MEXICO.- This drink, much appreciated in the Mexica empire, is obtained from the maguey leaves when the plant is ripe. To do this the bud or heart is torn and its walls are scraped to a cavity, which, a few days later, will water the mead of the pencas for a period of three to six months.
The tlachiquero is in charge of extracting the liquid by means of suction with an acocote (the acocote its a root that ancient mexicans used for extract the aguamiel), two or three times a day, and depositing it in a bottle or hide (pulque leather), or in a chestnut, previously made of wood and in The actual fiberglass, then empty it into the tinacal (the recipent where de aguamiel ferments), where it is fermented. Unfermented mead is a delicious, sweet and transparent soda. Once fermented it becomes octli or pulque, intoxicating drink that still today is consumed in many towns.
In the pre-Hispanic age only the main lords or the elders, men and women already retired from the active life (over 52 years), could consume it, and those who were to be sacrificed in the temple of Huitzilopochtli were allowed to drink it until intoxicated. It was also administered, either alone or combined with various herbs, to the sick and to the women in labor, since it was considered an effective medicine to relieve the most varied evils.
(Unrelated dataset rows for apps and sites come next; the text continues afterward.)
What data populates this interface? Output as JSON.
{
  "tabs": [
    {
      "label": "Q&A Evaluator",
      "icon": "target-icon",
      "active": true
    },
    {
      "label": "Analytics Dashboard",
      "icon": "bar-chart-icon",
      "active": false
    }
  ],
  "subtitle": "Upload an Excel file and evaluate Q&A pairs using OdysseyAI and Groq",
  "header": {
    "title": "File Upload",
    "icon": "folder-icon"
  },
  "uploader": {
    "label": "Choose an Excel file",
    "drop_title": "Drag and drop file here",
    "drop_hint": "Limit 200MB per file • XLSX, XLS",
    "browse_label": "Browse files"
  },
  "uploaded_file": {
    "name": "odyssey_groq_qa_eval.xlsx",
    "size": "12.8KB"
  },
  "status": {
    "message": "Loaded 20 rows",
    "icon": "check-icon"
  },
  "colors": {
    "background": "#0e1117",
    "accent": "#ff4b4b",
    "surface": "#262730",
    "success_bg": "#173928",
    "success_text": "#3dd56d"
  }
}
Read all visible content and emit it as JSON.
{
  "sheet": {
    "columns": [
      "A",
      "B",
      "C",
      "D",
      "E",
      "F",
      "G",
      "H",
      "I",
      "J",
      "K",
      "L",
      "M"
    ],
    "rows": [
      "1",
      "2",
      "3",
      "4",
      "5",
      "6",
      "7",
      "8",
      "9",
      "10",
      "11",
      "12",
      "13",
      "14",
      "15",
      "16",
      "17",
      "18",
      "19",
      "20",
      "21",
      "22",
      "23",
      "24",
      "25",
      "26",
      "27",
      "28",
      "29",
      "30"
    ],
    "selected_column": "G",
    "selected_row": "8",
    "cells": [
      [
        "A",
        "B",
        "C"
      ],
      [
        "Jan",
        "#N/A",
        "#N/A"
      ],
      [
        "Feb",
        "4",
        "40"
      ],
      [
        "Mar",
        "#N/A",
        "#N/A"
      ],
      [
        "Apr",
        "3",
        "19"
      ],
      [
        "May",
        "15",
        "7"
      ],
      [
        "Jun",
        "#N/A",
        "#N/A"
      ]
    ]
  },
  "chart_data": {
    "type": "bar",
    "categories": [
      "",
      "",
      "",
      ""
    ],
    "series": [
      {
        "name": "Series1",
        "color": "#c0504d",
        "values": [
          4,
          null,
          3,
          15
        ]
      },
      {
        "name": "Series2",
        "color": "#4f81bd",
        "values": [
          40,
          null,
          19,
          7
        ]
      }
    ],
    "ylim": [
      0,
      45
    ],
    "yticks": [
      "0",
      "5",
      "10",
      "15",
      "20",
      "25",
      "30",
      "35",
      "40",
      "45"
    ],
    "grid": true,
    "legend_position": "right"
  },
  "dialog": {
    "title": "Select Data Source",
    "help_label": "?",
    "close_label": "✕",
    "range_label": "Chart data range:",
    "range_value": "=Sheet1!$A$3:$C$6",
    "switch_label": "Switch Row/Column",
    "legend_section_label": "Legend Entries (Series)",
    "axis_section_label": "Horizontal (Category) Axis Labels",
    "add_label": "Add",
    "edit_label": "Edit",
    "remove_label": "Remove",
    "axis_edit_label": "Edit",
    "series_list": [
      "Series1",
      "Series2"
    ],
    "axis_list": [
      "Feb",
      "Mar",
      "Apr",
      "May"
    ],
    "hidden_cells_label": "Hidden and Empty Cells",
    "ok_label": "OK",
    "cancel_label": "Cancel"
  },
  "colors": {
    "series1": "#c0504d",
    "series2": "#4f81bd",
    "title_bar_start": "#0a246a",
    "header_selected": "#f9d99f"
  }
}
Drunkenness was a crime punishable severely. Offenders for the first time were publicly shaved; Those who re-offended their houses and were denied access to any honorable office, and if they were not amended they were condemned to die hanged, beaten or stoned. However, on special occasions, as in the festivals of the wine gods, Fray Bernardino de Sahagún tells us, “not only the old and the old drank wine pulque; But all, young men and women, boys and girls, drank it until they got drunk.”
With the Conquest, these sanctions were without effect, but even when the viceroyal authorities did everything possible to end the pulque, the attempts failed. The most they could do was regulate the installation of pulquerías, of which, for example, in Mexico City could be established up to 36 for men and 12 for women.
The Indians continued to drink it not only to be drunk, but also as a food supplement, substitute for the meat; Indeed, we now know that pulque contains proteins, carbohydrates and various vitamins. In some regions it even became a staple drink due to the scarcity of water. The economic profit produced by pulque increased, and by the time of the Porfiriato the pulqueras haciendas lived their moment of splendor. The consumption of pulque was generalized among the mestizo population and the pulquerías multiplied. Some travelers of the time settled that in Mexico City there was almost a pulqueria by street.
The pulquerías were attractive meeting places where, to the music of guitar, harp and other instruments, the parishioners could dance, play hopscotch, dice and the Spanish deck. The names of the pulquerías were generally very picturesque: “The preoccupations of Bacchus,” “Good friendships,” “Salsipuedes,” or “The Future,” which when closed and reopened was called “Memories of the Future, And “The Apache”, which became “The Daughter of the Apache”. In the street of Donceles, in Mexico City, in front of the Chamber of Deputies, the so-called “Recreo de los de frente” survived for several years and was famous in Pachuca, in the steep street of Doria, To the step but I arrive “. Before the increasingly abundant attendance, it was frequent to find the inscription “Go in, go ask, go pay, go out”.
At present the cultivation of maguey has been replaced by that of barley, which is more economically profitable, since it is used for brewing, whose consumption has become widespread. Most likely, in the future there will be no more pulquerias, which will become part of the colorful anecdotary of our history.
The maguey a vineyard of the past
In addition to decorating the fields with its unique beauty, the maguey plant, cultivated in Hidalgo for centuries, has been used for several purposes. From this agave, encrusted in arid and stony ground, and almost without water, have taken advantage of, besides the mead and pulque, the pebbles to cover, like tiles, the peasant huts; Their thorns have served as needles or nails, and with their fiber they wove the blankets of various qualities which the Otomi and Mazahua natives used to dress themselves or as blankets; Also with them they used to pay their tributes to the Aztec emperors.
More and more scarce, in the kitchen has also taken advantage of the maguey. Its blades are used to cover the barbecue during its cooking under the ground; Their skin or “skin” to wrap the mixiotes, and what about the worms that are reared in them and that are an exquisite bite of Mexican food.